New Overtime Rules in 2020
The new decade brings a long-awaited change to the federal overtime rules under the federal Fair Labor Standards Act ("FLSA"). Under the final rule an estimated 1.3 million workers across the country will become newly eligible for overtime pay effective January 1, 2020.
How the Overtime Rules Changed
Under the old rules, employees were exempt from overtime if they met all of the following criteria:
(i) They were paid on a salary basis.
(ii) They earned at least $455 per week, or a little over $23,000 per year.
(iii) They performed duties considered “exempt” under overtime law.
The “salary basis” and “exempt duties” requirement has not changed. The major change is to the salary threshold to be exempt from overtime, which has risen from $455 a week to $684 a week.
Where previously anyone making over $23,660 annually could qualify as exempt, starting January 1 if they earn less that $35,568 a year they cannot be exempt from overtime even if they meet the other tests.
The second change allows an employer to bring employees up to the minimum salary level through non-discretionary bonuses and incentive payments. This will count toward the threshold so long as those payments do not represent more than 10% of the employee’s salary.
Why the New Overtime Rules Are Important
Previously, virtually every employee in Massachusetts met the salary minimum to be considered exempt from overtime. This is because $455 per week for a 40 hour week is less than $12 per hour, the minimum wage in Massachusetts in 2019.
The new minimum salary level is the equivalent of a little over $17 per hour. This means there are many workers in Massachusetts earned enough to be exempt from overtime in 2019 but will not by January 1, 2020. If they are earning less than the minimum amount, these employees must be paid overtime for hours worked over 40 in a workweek no matter what their salary arrangement and no matter what kind of job they do for your company.
Why the Old Overtime Rules Still Matter
The duties test under federal and state law has not changed.
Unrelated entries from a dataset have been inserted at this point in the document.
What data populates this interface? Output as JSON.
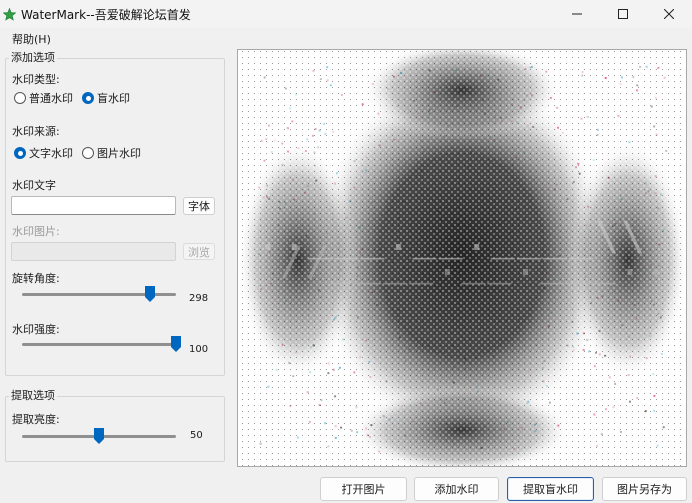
{
  "window": {
    "title": "WaterMark--吾爱破解论坛首发",
    "icon": "green-star-icon",
    "controls": [
      "minimize-icon",
      "maximize-icon",
      "close-icon"
    ]
  },
  "menu": {
    "help": "帮助(H)"
  },
  "add_options": {
    "group_title": "添加选项",
    "type_label": "水印类型:",
    "type_options": [
      {
        "label": "普通水印",
        "checked": false
      },
      {
        "label": "盲水印",
        "checked": true
      }
    ],
    "source_label": "水印来源:",
    "source_options": [
      {
        "label": "文字水印",
        "checked": true
      },
      {
        "label": "图片水印",
        "checked": false
      }
    ],
    "text_label": "水印文字",
    "text_value": "",
    "font_button": "字体",
    "image_label": "水印图片:",
    "image_value": "",
    "browse_button": "浏览",
    "rotation_label": "旋转角度:",
    "rotation_value": "298",
    "rotation_fraction": 0.83,
    "strength_label": "水印强度:",
    "strength_value": "100",
    "strength_fraction": 1.0
  },
  "extract_options": {
    "group_title": "提取选项",
    "brightness_label": "提取亮度:",
    "brightness_value": "50",
    "brightness_fraction": 0.5
  },
  "buttons": {
    "open_image": "打开图片",
    "add_watermark": "添加水印",
    "extract_blind": "提取盲水印",
    "save_as": "图片另存为"
  },
  "colors": {
    "accent": "#0067c0",
    "app_icon": "#2ea043"
  }
}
Even if your employees are salaried and even if they make the minimum salary, they may or may not be exempt from overtime.
The list of specific exemptions under Department of Labor regulations is lengthy, but in broad strokes someone is exempt if they are a licensed professional, executive, or high level administrative employee. If you are in doubt about your employees’ duties and whether they are exempt, it is important to consult a lawyer because the lines are not always clear between “exempt” and “non-exempt” duties.
The True Cost of Overtime Misclassification
If an employee files a lawsuit claiming they should have been paid time and a half for overtime hours and wins, you could be liable for t two or three times the unpaid amounts, as well as both your legal fees and your employee's attorneys' fees. This can literally transform saving $500 in overtime pay into a five figure expense for your business. So it is important that you understand the rules- old and new- and how they could affect you and your business.
What Business Owners Can Do
The very first thing as we enter 2020 is to review the pay for everyone who works more than 40 hours a week in your business. If their regular salary is less than $684 per week, without doing any further overtime analysis, you already know that you will have to either increase their base salary (or catch them up with non-discretionary bonuses or incentive pay), find a way to control whether and when they are working more than 40 hours a week, or resign yourself to paying time and a half for hours worked over 40.
The change in rules is also a good opportunity to take a look at all employees who work more than 40 hours a week, even if they meet the salary threshold. Applying the law on exemptions to employees can be very fact-specific, and we find a lot of employers get this wrong.
Finally, you can use one time payments to bring people up to the required minimum salary. Because this rule is so new, there is little guidance on how it will be interpreted, but typically a “non-discretionary bonus” is something that is tied to an objective metric- commissions, or specific amounts paid out when a person, team or department meets certain milestones in the business. This may enable you to bring employees up to the minimum amount at some point during the year when your cash flow permits.
How We Can Help
We can help you navigate these issues and get clarity on your rights and obligations as an employer or an employee. You can use the button below to schedule a call back from a member of our team, give us a call at 781-784-2322, or fill out our web form to let us know a little more about your situation.